**Problem to solve:**
Pictures appear among the records. Write out all else exactly as it stands.

**Information:**
=== Section Start ===

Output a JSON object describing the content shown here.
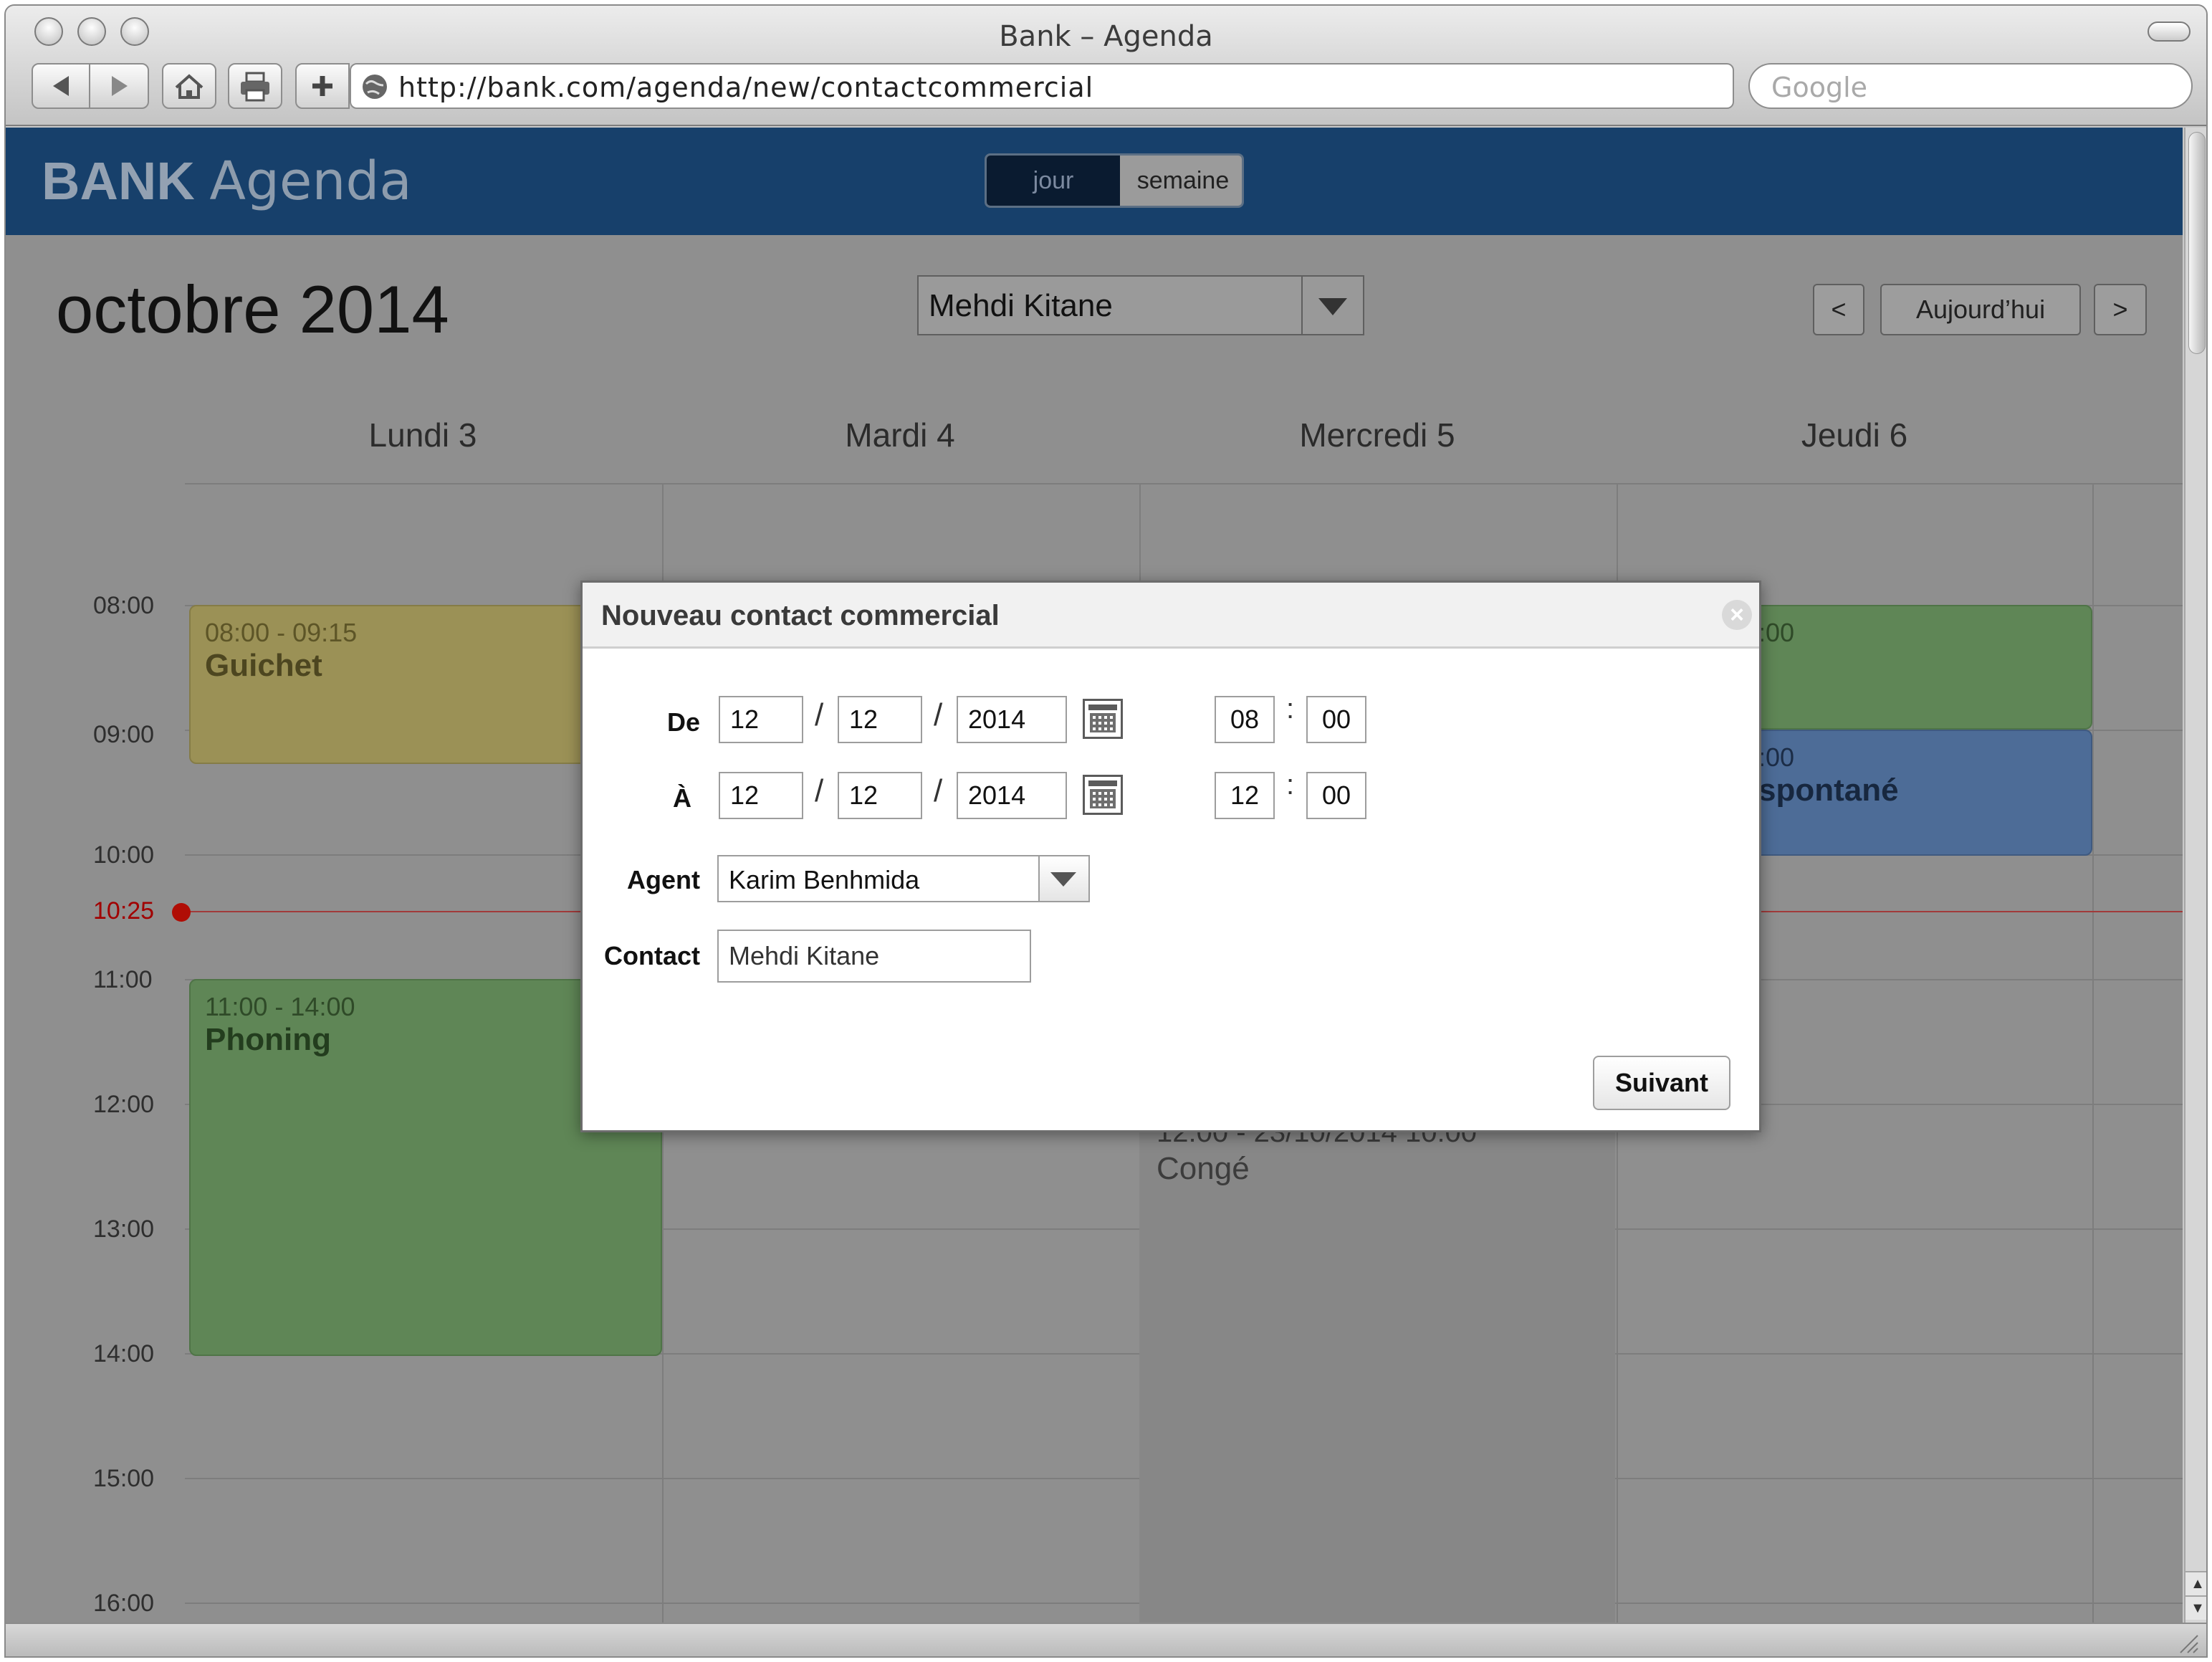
{
  "browser": {
    "window_title": "Bank – Agenda",
    "url": "http://bank.com/agenda/new/contactcommercial",
    "search_placeholder": "Google"
  },
  "app": {
    "brand_bold": "BANK",
    "brand_light": "Agenda",
    "view_toggle": {
      "day": "jour",
      "week": "semaine",
      "selected": "jour"
    },
    "month_title": "octobre 2014",
    "agent_select": "Mehdi Kitane",
    "nav": {
      "prev": "<",
      "today": "Aujourd’hui",
      "next": ">"
    },
    "days": [
      "Lundi 3",
      "Mardi 4",
      "Mercredi 5",
      "Jeudi 6"
    ],
    "hours": [
      "08:00",
      "09:00",
      "10:00",
      "11:00",
      "12:00",
      "13:00",
      "14:00",
      "15:00",
      "16:00"
    ],
    "now_label": "10:25",
    "events": [
      {
        "time": "08:00 - 09:15",
        "name": "Guichet",
        "color": "#9b9156"
      },
      {
        "time": "11:00 - 14:00",
        "name": "Phoning",
        "color": "#5f8656"
      },
      {
        "time": ":00",
        "name": "",
        "color": "#5f8656"
      },
      {
        "time": ":00",
        "name": "spontané",
        "color": "#4d6c97"
      }
    ],
    "conge": {
      "time": "12:00 - 23/10/2014 10:00",
      "name": "Congé"
    }
  },
  "modal": {
    "title": "Nouveau contact commercial",
    "close_icon": "×",
    "from_label": "De",
    "from": {
      "day": "12",
      "month": "12",
      "year": "2014",
      "hour": "08",
      "minute": "00"
    },
    "to_label": "À",
    "to": {
      "day": "12",
      "month": "12",
      "year": "2014",
      "hour": "12",
      "minute": "00"
    },
    "date_sep": "/",
    "time_sep": ":",
    "agent_label": "Agent",
    "agent_value": "Karim Benhmida",
    "contact_label": "Contact",
    "contact_value": "Mehdi Kitane",
    "next_button": "Suivant"
  }
}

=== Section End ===

**Reply to the task:**
Output a JSON object describing the content shown here.
{
  "browser": {
    "window_title": "Bank – Agenda",
    "url": "http://bank.com/agenda/new/contactcommercial",
    "search_placeholder": "Google"
  },
  "app": {
    "brand_bold": "BANK",
    "brand_light": "Agenda",
    "view_toggle": {
      "day": "jour",
      "week": "semaine",
      "selected": "jour"
    },
    "month_title": "octobre 2014",
    "agent_select": "Mehdi Kitane",
    "nav": {
      "prev": "<",
      "today": "Aujourd’hui",
      "next": ">"
    },
    "days": [
      "Lundi 3",
      "Mardi 4",
      "Mercredi 5",
      "Jeudi 6"
    ],
    "hours": [
      "08:00",
      "09:00",
      "10:00",
      "11:00",
      "12:00",
      "13:00",
      "14:00",
      "15:00",
      "16:00"
    ],
    "now_label": "10:25",
    "events": [
      {
        "time": "08:00 - 09:15",
        "name": "Guichet",
        "color": "#9b9156"
      },
      {
        "time": "11:00 - 14:00",
        "name": "Phoning",
        "color": "#5f8656"
      },
      {
        "time": ":00",
        "name": "",
        "color": "#5f8656"
      },
      {
        "time": ":00",
        "name": "spontané",
        "color": "#4d6c97"
      }
    ],
    "conge": {
      "time": "12:00 - 23/10/2014 10:00",
      "name": "Congé"
    }
  },
  "modal": {
    "title": "Nouveau contact commercial",
    "close_icon": "×",
    "from_label": "De",
    "from": {
      "day": "12",
      "month": "12",
      "year": "2014",
      "hour": "08",
      "minute": "00"
    },
    "to_label": "À",
    "to": {
      "day": "12",
      "month": "12",
      "year": "2014",
      "hour": "12",
      "minute": "00"
    },
    "date_sep": "/",
    "time_sep": ":",
    "agent_label": "Agent",
    "agent_value": "Karim Benhmida",
    "contact_label": "Contact",
    "contact_value": "Mehdi Kitane",
    "next_button": "Suivant"
  }
}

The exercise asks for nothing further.